Location: Chemistry ResearchTitle: Foraging behavior of the Blue Morpho and other tropical butterflies: The chemical and electrophysiological basis of olfactory preferences and the role of color Author
Submitted to: Psyche
Publication Type: Peer Reviewed Journal
Publication Acceptance Date: 1/18/2012
Publication Date: 4/10/2012
Citation: Sourakov, A., Duehl, A.J., Sourakov, A. 2012. Foraging behavior of the Blue Morpho and other tropical butterflies: The chemical and electrophysiological basis of olfactory preferences and the role of color. Psyche. 2012:1-10. Interpretive Summary: The visual and chemical cues that lead tropical butterflies to food sources were examined in this series of experiments. ARS scientists at the Center for Medical, Agricultural and Medical Entomology in Gainesville, FL along with collaborators from the McGuire Center collected, analyzed and conducted biological tests on fruit volatiles as potential attractants for butterflies. The research demonstrated that butterflies use different cues to find food according to where they live in the forest. Forest canopy butterflies that feed on flowers were strongly attracted to visual cues but also used odor cues to make feeding decisions, while butterflies that normally feed on the dark forest floor relied on odor cues alone. This illustrates how important an understanding of an insects natural feeding preferences is to determine what sorts of attractants would be useful in sampling efforts. We also examined the ways that butterflies perceived the chemical cues. Using electrophysiological techniques we determined that not only were chemicals detected in the antennae but also in the feet and mouthparts. The specific detected chemicals were related to fruit ripeness and fermentation. This research helps us better understand the interplay of visual and chemical cues in diverse tropical environments where both plant and insect diversity are high.

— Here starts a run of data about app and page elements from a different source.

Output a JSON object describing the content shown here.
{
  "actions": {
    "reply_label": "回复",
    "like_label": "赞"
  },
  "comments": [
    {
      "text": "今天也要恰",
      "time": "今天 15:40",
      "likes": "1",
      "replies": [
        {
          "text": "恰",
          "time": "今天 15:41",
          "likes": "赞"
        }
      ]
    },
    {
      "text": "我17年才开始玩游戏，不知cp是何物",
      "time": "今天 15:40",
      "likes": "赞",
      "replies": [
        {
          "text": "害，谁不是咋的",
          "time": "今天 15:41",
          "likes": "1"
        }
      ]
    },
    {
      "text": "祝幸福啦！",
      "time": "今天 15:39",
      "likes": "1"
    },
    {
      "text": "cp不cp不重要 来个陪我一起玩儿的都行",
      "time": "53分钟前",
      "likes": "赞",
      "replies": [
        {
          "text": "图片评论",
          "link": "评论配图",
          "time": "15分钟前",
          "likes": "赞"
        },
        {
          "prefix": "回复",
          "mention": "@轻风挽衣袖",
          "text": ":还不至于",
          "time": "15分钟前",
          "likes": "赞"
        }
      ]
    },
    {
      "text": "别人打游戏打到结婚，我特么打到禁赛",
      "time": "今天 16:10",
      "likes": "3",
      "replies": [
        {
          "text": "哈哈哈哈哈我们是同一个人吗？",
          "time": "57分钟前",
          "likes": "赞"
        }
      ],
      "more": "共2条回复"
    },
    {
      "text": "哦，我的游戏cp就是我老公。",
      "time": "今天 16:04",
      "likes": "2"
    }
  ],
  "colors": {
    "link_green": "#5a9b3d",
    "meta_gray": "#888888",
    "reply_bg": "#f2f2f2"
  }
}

Technical Abstract: Inside a live butterfly exhibit housing a variety of tropical butterfly species under north-central Florida ambient conditions, we conducted bioassays to determine whether the presence of color would facilitate the location of attractants by the butterflies. In two separate bioassays, the baits (honey and fermented banana) were presented with and without color cues. It was found that color facilitated odor attraction in some butterflies that are known to feed on flowers: Pathenos silvia, Heraclides thoas, Dryas julia, and Idea leuconoe, but not in the exclusively fruit-feeding species, Morpho helenor. This demonstrates that species with different natural diets use different foraging cues. Volatiles from fermented banana were collected and analyzed and the electrophysiological responses to these volatiles were studied in M. helenor and another fruit feeding species, Caligo telamonius. Fifteen different chemicals (both fermentation products and fruit semiochemicals) were shown to be detected by butterflies. They were detected by sensory apparatus in the forelegs, mid-legs, proboscis, labial palpi, and antennae of Morpho helenor and Caligo telamonius during GC-EAD evaluation, with identical response patterns shown by both species. While the legs, proboscis and antennae showed similar sensitivity, reacting to 11 of the same chemicals, the labial palpi had a lower signal to noise ratio and responded strongly to seven chemicals, only three of which produced responses in other organs. The detected compounds, all esters, should be evaluated further to determine the specifics of fruit attraction for these species and to develop lures to sample them in the field.